That is, until today. Today’s mountain bike ride met both the daily physical exertion recommendation and daily mental problem solving activity to keep my brain sharp and functioning like a bug-free computer.

Here’s why I like mountain bike riding:

The trails are curvy and hilly.
There is no traffic.
There are lots of obstacles to navigate around – rocks, sand, tree stumps, other riders
There are many decisions to make – when to shift, when to unclip, when to jump off and walk
The scenery is beautiful.
I’m not a scientist, but I think it would be interesting to do a study with the following hypothesis:

Riding a Mountain Bike on Single Track Trails for 60 Minutes Three Times Per Week Reduces the Onset of Dementia By Five Years.

Even if mountain biking doesn’t improve brain fitness, it does improve mental health and bring lots of joy and happiness.

First Day Under our Belt


First picture of our cycle tour – Last picture of our Malaysia house.

We did it! We survived our first day of retirement and cycle touring! Even though we’re tired, got absolutely soaked in a typical, torrential, Taiping downpour, and couldn’t find our hotel without asking, we still had fun.

Here’s what we learned:

1.The bike Garmin does not necessarily choose the same routes as the car Garmin or Google maps. But, what it does do (or at least did today) was take us down some very secondary roads which were quite fun, especially when the local high school had just let out and we were going against the stream of boys and girls racing home from school on scooters, motorcycles, and bicycles, hooting and hollering and riding 3 or 4 abreast with 2 or more students per scooter in a downpour.

2.We need to drop another 10 pounds (5 kilos) from each bike. Those extra tubes of American sunscreen, toothpaste, and shaving cream are just not worth the extra weight and volume.

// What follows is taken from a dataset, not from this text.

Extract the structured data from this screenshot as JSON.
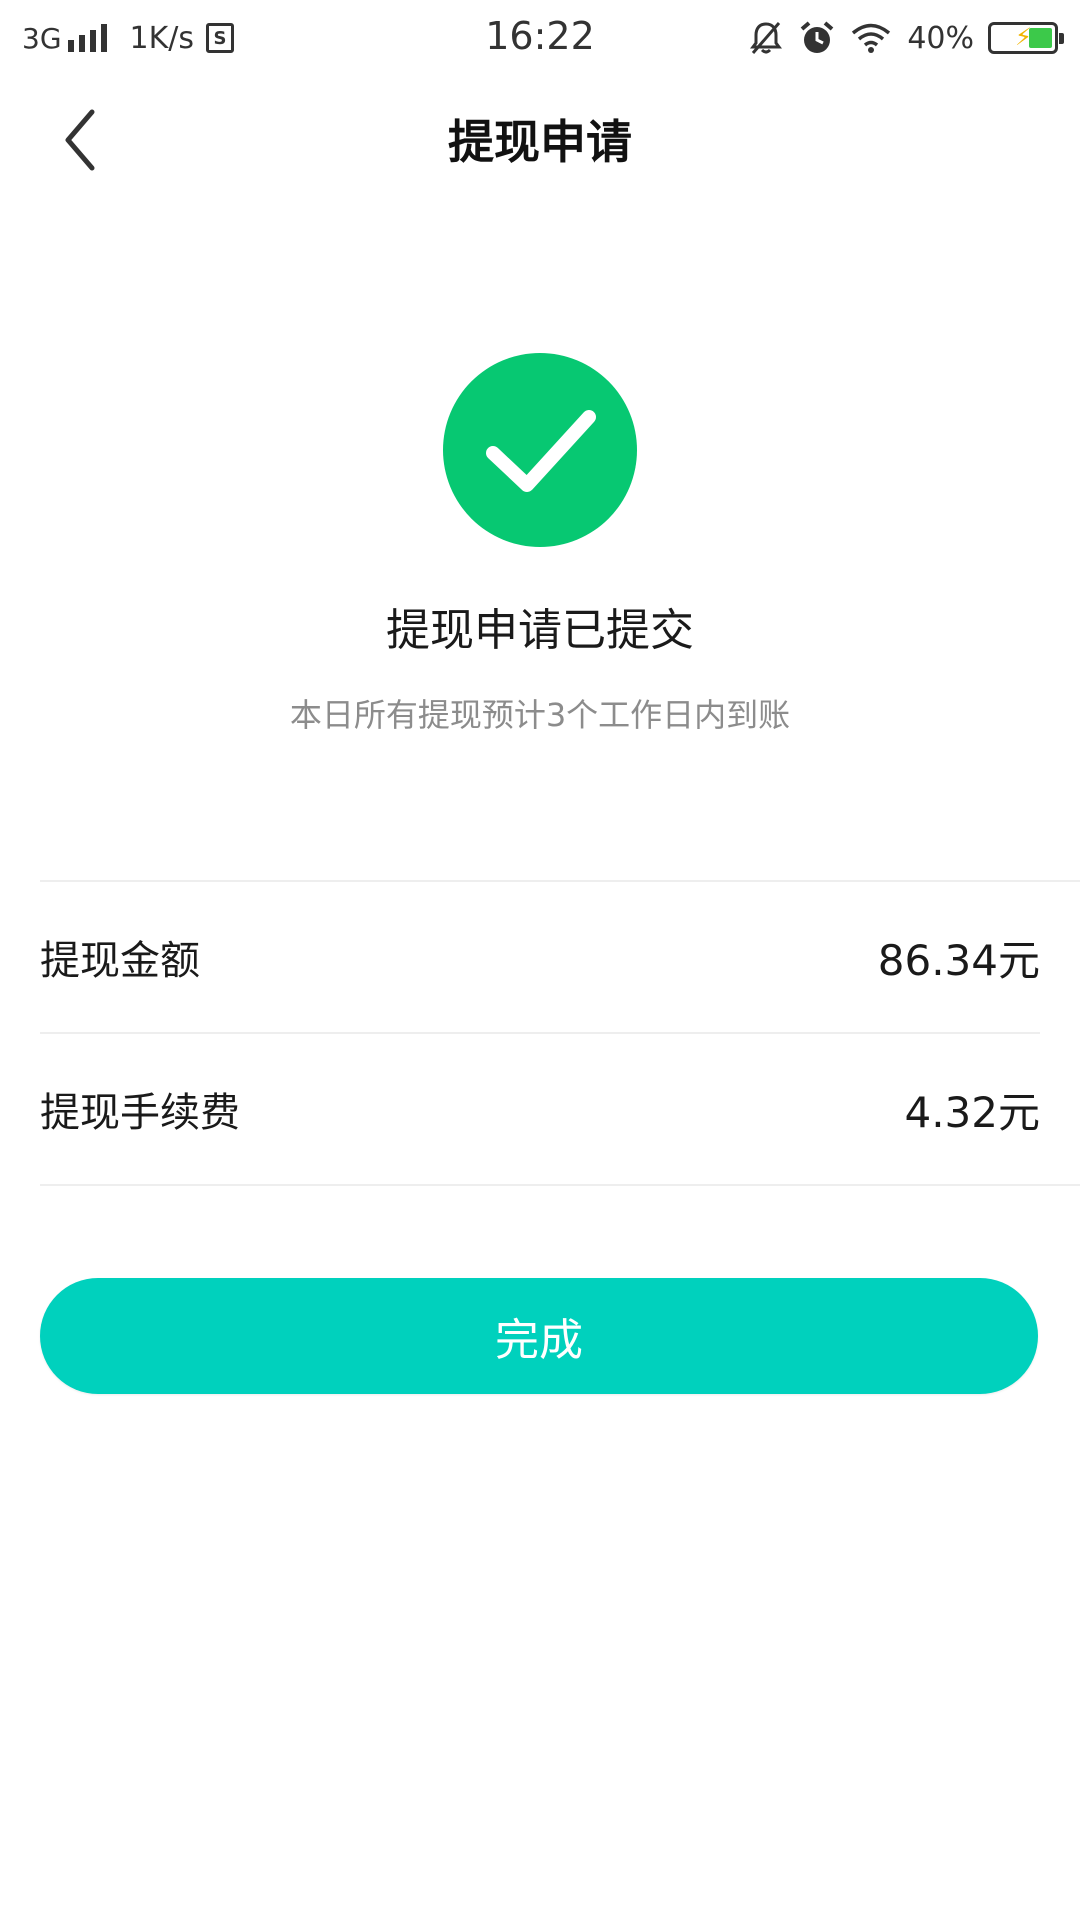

And the best part of MY day……

Eric said he would like to do the laundry! I guess after 30 years of laundry, I get to retire, too!